Charting Domestic and Global Security in a Financial Crisis

On Tuesday 17 February 2009, The Royal United Services Institute (RUSI) and the Centre for the Study of Financial Innovation (CSFI) brought together a diverse panel of experts to discuss the ramifications of the economic crisis for domestic and international security. The four panelists* led a tour d’horizon, exploring the potential impact of the recession on the UK, Europe and beyond. The forum identified the following guiding questions for future research:

How can the gap between Whitehall and the City be bridged? What would Whitehall need to understand the system better?

Warnings about the level of risk in the system failed to translate into government action. Mechanisms have to be found to close the policy vacuum that exists between ever more complex financial operations and overstretched regulators.

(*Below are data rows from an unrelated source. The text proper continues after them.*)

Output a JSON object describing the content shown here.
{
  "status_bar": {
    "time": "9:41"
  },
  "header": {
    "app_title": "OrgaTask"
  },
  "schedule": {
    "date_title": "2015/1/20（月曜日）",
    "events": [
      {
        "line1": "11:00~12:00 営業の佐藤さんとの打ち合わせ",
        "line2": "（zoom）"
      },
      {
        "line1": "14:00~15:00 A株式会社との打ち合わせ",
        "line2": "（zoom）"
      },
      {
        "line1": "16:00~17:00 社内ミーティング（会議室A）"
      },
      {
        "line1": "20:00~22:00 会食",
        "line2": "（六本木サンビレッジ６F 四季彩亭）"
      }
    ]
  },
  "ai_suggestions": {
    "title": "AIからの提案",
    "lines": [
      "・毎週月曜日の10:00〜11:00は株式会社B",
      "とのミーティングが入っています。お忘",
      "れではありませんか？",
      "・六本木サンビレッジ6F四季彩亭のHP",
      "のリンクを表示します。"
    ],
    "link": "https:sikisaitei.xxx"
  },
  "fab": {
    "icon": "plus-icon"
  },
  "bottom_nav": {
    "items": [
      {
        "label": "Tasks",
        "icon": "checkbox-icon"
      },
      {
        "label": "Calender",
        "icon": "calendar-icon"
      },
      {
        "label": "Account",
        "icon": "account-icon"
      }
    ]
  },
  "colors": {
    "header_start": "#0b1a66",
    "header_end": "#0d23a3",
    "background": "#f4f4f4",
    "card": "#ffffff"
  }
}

How can defence and security spending be balanced against other priorities?

Public purse strings will have to tighten, but can we afford to cut back? Responsible and cost-effective spending on defence needs to be sustained and legitimised at a time when the electorate has other compelling concerns.

How can we monitor the power shifts that will take place in the fluid and uncertain context of a recession?

Certain countries seem set to emerge stronger from the recession, others may be irrevocably weakened. Work needs to be done to establish who the winners are likely to be, who may lose out, and how the international system will look after the dust has settled.

What will the impact of the crisis be on security and stability in Europe and elsewhere?

Public disorder and political extremism seem likely to go on the increase, especially in Central and Eastern Europe but possibly closer to home. Concerns about domestic stability need to be factored into security policy and spending priorities.

This was the first of three exploratory meetings organised by RUSI and CSFI which together will provide the basis for a joint initiative to study and respond to the political and security dimensions of the financial crisis. The crisis brings to the fore a set of interlocking concerns reaching deep into many areas of policy and regulation. Its implications for security are vast and complex, demanding the kind of multi-disciplinary and wide-ranging expertise that the RUSI/CSFI partnership is uniquely well-placed to offer.

*Panelists included Bronwen Maddox of The Times, Sir Adam Ridely, chairman of Equitas Trust, former Director-General of the London Investment Banking Association, John Plender of the Financial Times and Sir David Omand, former UK Security & Intelligence Coordinator.

For background analysis and further information about this research initiative, visit:

Explore our related content